The landscape has also shifted around him. City’s summer transfer recruitment business looks increasingly impressive, and the activity should really benefit Wyke. Whereas for large parts of his time at Valley Parade, Wyke hasn’t been blessed with great service, City have brought in the likes of Sean Scannell, Jack Payne, Josh Wright, Serwin Seedorf and Hope Akpan to add to Tyrell Robinson, Jordan Gibson and Shay McCartan. Suddenly, there is a lot more creativity and attacking intent about Bradford City’s midfield. Its main striker should absolutely thrive.
If Wyke was to remain at Valley Parade this season, the team around him looks more suited to his strengths, and he could score a hatful. No other striker on the books comes close to Wyke’s all-round ability, making him a certain starter. If Wyke has eyes on moving on from Valley Parade at some point, he has a terrific chance to put himself in the shop window by leading the line for another 12 months. By next summer, he’d be free to find another club, and a strong season in front of goal would ensure a long list of suitors.
And for Bradford City, the risk of losing Wyke’s services now is it could undermine so much of the promising transfer activity. The windfall of a large transfer fee would enable them to shop around for a replacement in a position of strength, but there are no guarantees of bringing in someone better.
The opposite is so often true. A few months after Sean McCarthy was sold to Oldham Athletic in December 1993, a club record fee of £300,000 was wasted on John Taylor, who didn’t last a season. As for life after Nahki Wells, every City fan lets out an involuntary shudder at the mere mention of Aaron Mclean. When Stuart McCall, John Hendrie and Ian Ormondroyd were sold in 1988 – City having just come agonisingly close to reaching the top flight – the near £2 million windfall was wasted, and within two years the Bantams had been relegated to the third tier.
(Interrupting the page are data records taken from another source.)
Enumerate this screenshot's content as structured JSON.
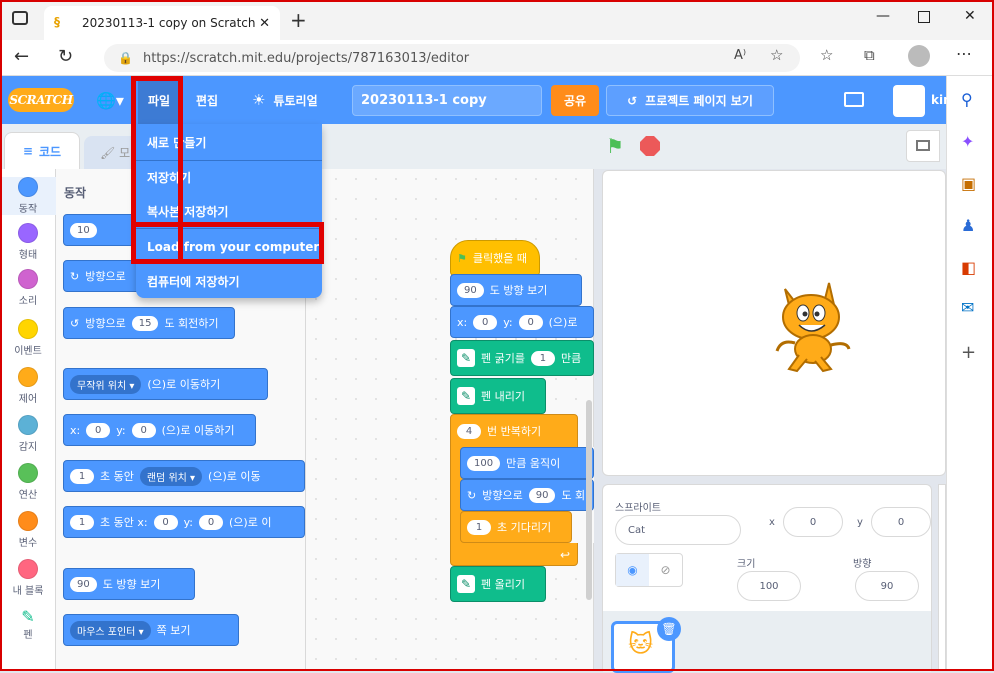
{
  "browser": {
    "tab_title": "20230113-1 copy on Scratch",
    "new_tab": "+",
    "url": "https://scratch.mit.edu/projects/787163013/editor",
    "read_aloud": "A⁾"
  },
  "menubar": {
    "logo": "SCRATCH",
    "file": "파일",
    "edit": "편집",
    "tutorials": "튜토리얼",
    "project_title": "20230113-1 copy",
    "share": "공유",
    "see_project": "프로젝트 페이지 보기",
    "user": "kin"
  },
  "file_menu": {
    "items": [
      "새로 만들기",
      "저장하기",
      "복사본 저장하기",
      "Load from your computer",
      "컴퓨터에 저장하기"
    ]
  },
  "editor_tabs": {
    "code": "코드",
    "costumes": "모"
  },
  "categories": [
    {
      "label": "동작",
      "color": "#4c97ff"
    },
    {
      "label": "형태",
      "color": "#9966ff"
    },
    {
      "label": "소리",
      "color": "#cf63cf"
    },
    {
      "label": "이벤트",
      "color": "#ffd500"
    },
    {
      "label": "제어",
      "color": "#ffab19"
    },
    {
      "label": "감지",
      "color": "#5cb1d6"
    },
    {
      "label": "연산",
      "color": "#59c059"
    },
    {
      "label": "변수",
      "color": "#ff8c1a"
    },
    {
      "label": "내 블록",
      "color": "#ff6680"
    },
    {
      "label": "펜",
      "color": "#0fbd8c"
    }
  ],
  "palette": {
    "heading": "동작",
    "move_steps": "10",
    "turn_right_text": "방향으로",
    "turn_left_val": "15",
    "turn_left_pre": "방향으로",
    "turn_left_post": "도 회전하기",
    "goto_dd": "무작위 위치",
    "goto_post": "(으)로 이동하기",
    "gotoxy_x_lbl": "x:",
    "gotoxy_x": "0",
    "gotoxy_y_lbl": "y:",
    "gotoxy_y": "0",
    "gotoxy_post": "(으)로 이동하기",
    "glide_secs": "1",
    "glide_mid": "초 동안",
    "glide_dd": "랜덤 위치",
    "glide_post": "(으)로 이동",
    "glidexy_secs": "1",
    "glidexy_mid": "초 동안 x:",
    "glidexy_x": "0",
    "glidexy_y_lbl": "y:",
    "glidexy_y": "0",
    "glidexy_post": "(으)로 이",
    "point_val": "90",
    "point_post": "도 방향 보기",
    "pointto_dd": "마우스 포인터",
    "pointto_post": "쪽 보기"
  },
  "script": {
    "hat": "클릭했을 때",
    "point_val": "90",
    "point_post": "도 방향 보기",
    "xy_x_lbl": "x:",
    "xy_x": "0",
    "xy_y_lbl": "y:",
    "xy_y": "0",
    "xy_post": "(으)로",
    "pensize_pre": "펜 굵기를",
    "pensize_val": "1",
    "pensize_post": "만큼",
    "pendown": "펜 내리기",
    "repeat_val": "4",
    "repeat_post": "번 반복하기",
    "move_val": "100",
    "move_post": "만큼 움직이",
    "turn_pre": "방향으로",
    "turn_val": "90",
    "turn_post": "도 회",
    "wait_val": "1",
    "wait_post": "초 기다리기",
    "penup": "펜 올리기"
  },
  "sprite_info": {
    "sprite_label": "스프라이트",
    "sprite_name": "Cat",
    "x_label": "x",
    "x": "0",
    "y_label": "y",
    "y": "0",
    "size_label": "크기",
    "size": "100",
    "direction_label": "방향",
    "direction": "90"
  },
  "colors": {
    "scratch_blue": "#4c97ff",
    "highlight": "#e00000",
    "share": "#ff8c1a"
  }
}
It is rare that a club which sells a prize asset manages to successfully compensate for the gap they leave behind. For every Coutinho leaving Liverpool, there are more commonly cases of Saurez, Alonso and Torres leaving Liverpool. That will be the challenge facing the Bradford City transfer committee right now, given the growing likelihood of a Charlie Wyke-shaped hole needing filling. Billy Sharp has been linked, but is reportedly on huge wages and has already held talks with Sunderland, with the suggestion the Mackems are aiming to sign both Sharp and Wyke to spearhead their attack.
And that’s why, the option of saying no to all suitors surely has to be on the table. Currently, Bradford City receive £1.4 million a year from the Football League as part of its central distribution of funds. Get to the Championship, and they would earn around £7 million a year. If Bradford City could get promotion this season, with Charlie Wyke leading the line, the financial rewards would far outweigh any transfer fee they’d be able to secure to sell him now.
Of course, there are no guarantees of promotion, and with Bradford City apparently on track to have made a £700-800k loss over the 2017/18 season – before it was clear there was going to be a notable drop off in season ticket sales – there could be a pressing need to balance the books. But if Charlie Wyke is lining up in a Sunderland shirt, rather than City, for the big kick off in two weeks, the chances of a successful season at Valley Parade are likely to recede.
Charlie Wyke underachieved last season, hampered by a lack of service. And yet he still scored 16 goals. Get him fit and firing, leading the line of this new-look Bradford City, and Michael Collins might just have a side capable of pushing for promotion.